Thankfully, Tesla owners will have a home fast-charger that means they’ll rarely get caught short, and they’ll most likely know the locations of the increasingly widespread Tesla super-chargers, which I have already used and know to be free and as straightforward to operate as sticking in a plug.
So yes, electric power is still limiting, and there is a moment when being able to fill up the Mulsanne at a petrol station seems like the biggest luxury of all – although it’s hardly one exclusive to Bentley. But even with our day’s charging woes, it’s clear that electric cars and charging infrastructure are improving at a rate that might just make range anxiety a thing of the past sooner rather than later.
So at the end of day, as we watch crowds of people flock to the Bentley, before looking in a puzzled way at the Tesla and then wandering off, there is an incurably attention-seeking part of me that would rather roll home in pomp and circumstance with the Mulsanne. It’s a wonderful overindulgence of a car.
But there’s a bigger part of me that’s still in raptures over the P85D. Maybe the novelty factor of electric power is amplifying the Tesla’s appeal, but to me it feels vividly cutting edge, like the lightsaber of the automotive world.
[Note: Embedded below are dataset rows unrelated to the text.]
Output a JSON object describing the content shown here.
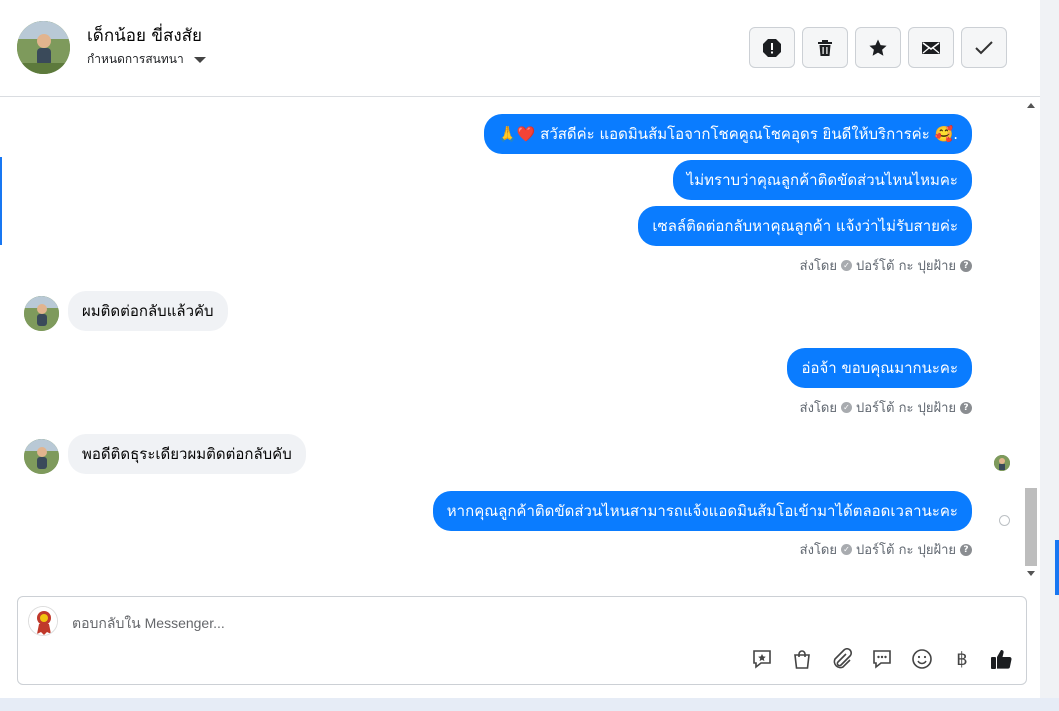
{
  "header": {
    "contact_name": "เด็กน้อย ขี่สงสัย",
    "assign_label": "กำหนดการสนทนา",
    "actions": [
      {
        "icon": "alert-icon"
      },
      {
        "icon": "trash-icon"
      },
      {
        "icon": "star-icon"
      },
      {
        "icon": "mail-icon"
      },
      {
        "icon": "check-icon"
      }
    ]
  },
  "thread": {
    "out1_emoji_prefix": "🙏❤️",
    "out1_text": "สวัสดีค่ะ แอดมินส้มโอจากโชคคูณโชคอุดร ยินดีให้บริการค่ะ",
    "out1_emoji_suffix": "🥰.",
    "out2_text": "ไม่ทราบว่าคุณลูกค้าติดขัดส่วนไหนไหมคะ",
    "out3_text": "เซลล์ติดต่อกลับหาคุณลูกค้า แจ้งว่าไม่รับสายค่ะ",
    "sent_by_1": "ส่งโดย",
    "sender_1": "ปอร์โต้ กะ ปุยฝ้าย",
    "in1_text": "ผมติดต่อกลับแล้วคับ",
    "out4_text": "อ่อจ้า ขอบคุณมากนะคะ",
    "sent_by_2": "ส่งโดย",
    "sender_2": "ปอร์โต้ กะ ปุยฝ้าย",
    "in2_text": "พอดีติดธุระเดียวผมติดต่อกลับคับ",
    "out5_text": "หากคุณลูกค้าติดขัดส่วนไหนสามารถแจ้งแอดมินส้มโอเข้ามาได้ตลอดเวลานะคะ",
    "sent_by_3": "ส่งโดย",
    "sender_3": "ปอร์โต้ กะ ปุยฝ้าย"
  },
  "composer": {
    "placeholder": "ตอบกลับใน Messenger...",
    "value": "",
    "tools": [
      "saved-reply-icon",
      "shop-bag-icon",
      "attach-icon",
      "chat-icon",
      "emoji-icon",
      "baht-icon",
      "like-icon"
    ],
    "baht_symbol": "฿"
  },
  "colors": {
    "outgoing_bubble": "#0a7cff",
    "incoming_bubble": "#f0f2f5",
    "accent": "#1877f2"
  }
}
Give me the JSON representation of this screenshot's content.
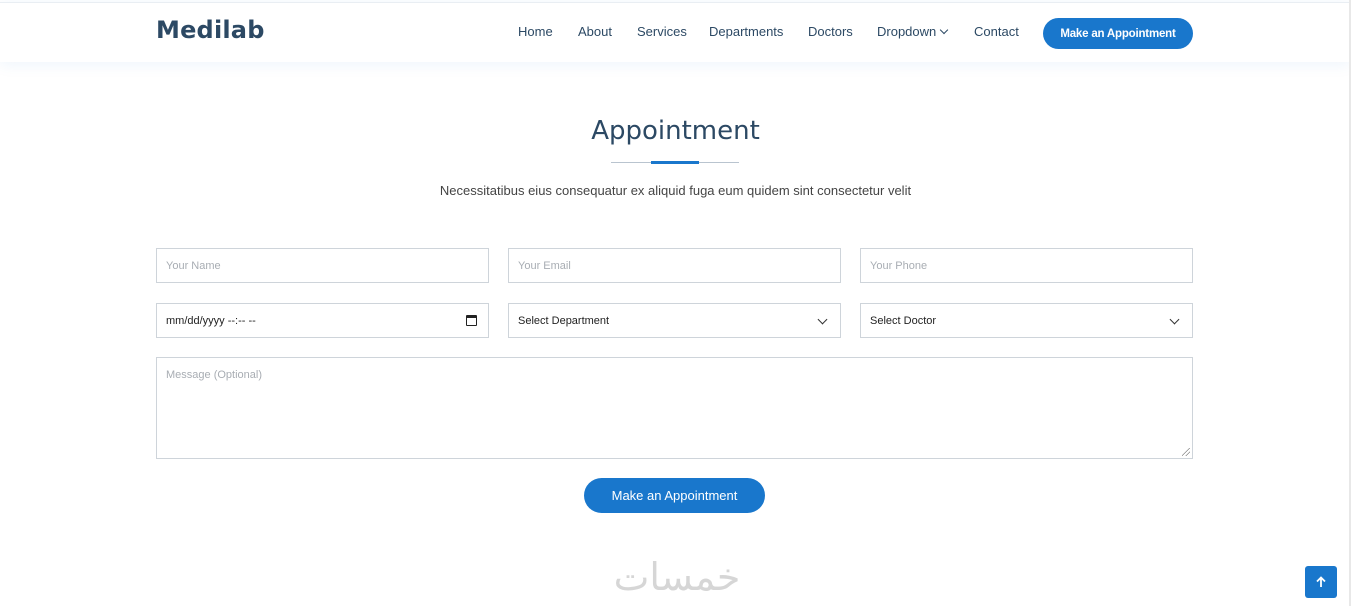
{
  "header": {
    "logo": "Medilab",
    "nav": [
      {
        "label": "Home"
      },
      {
        "label": "About"
      },
      {
        "label": "Services"
      },
      {
        "label": "Departments"
      },
      {
        "label": "Doctors"
      },
      {
        "label": "Dropdown",
        "has_chevron": true
      },
      {
        "label": "Contact"
      }
    ],
    "cta_label": "Make an Appointment"
  },
  "section": {
    "title": "Appointment",
    "subtitle": "Necessitatibus eius consequatur ex aliquid fuga eum quidem sint consectetur velit"
  },
  "form": {
    "name_placeholder": "Your Name",
    "email_placeholder": "Your Email",
    "phone_placeholder": "Your Phone",
    "date_value": "mm/dd/yyyy --:-- --",
    "department_selected": "Select Department",
    "doctor_selected": "Select Doctor",
    "message_placeholder": "Message (Optional)",
    "submit_label": "Make an Appointment"
  },
  "watermark": "خمسات",
  "colors": {
    "accent": "#1977cc",
    "heading": "#2c4964",
    "border": "#ced4da"
  },
  "icons": {
    "dropdown": "chevron-down-icon",
    "calendar": "calendar-icon",
    "back_to_top": "arrow-up-icon"
  }
}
And while the hand-crafted weaponry of the Bentley is quite intoxicating, nothing is as cool as a lightsaber.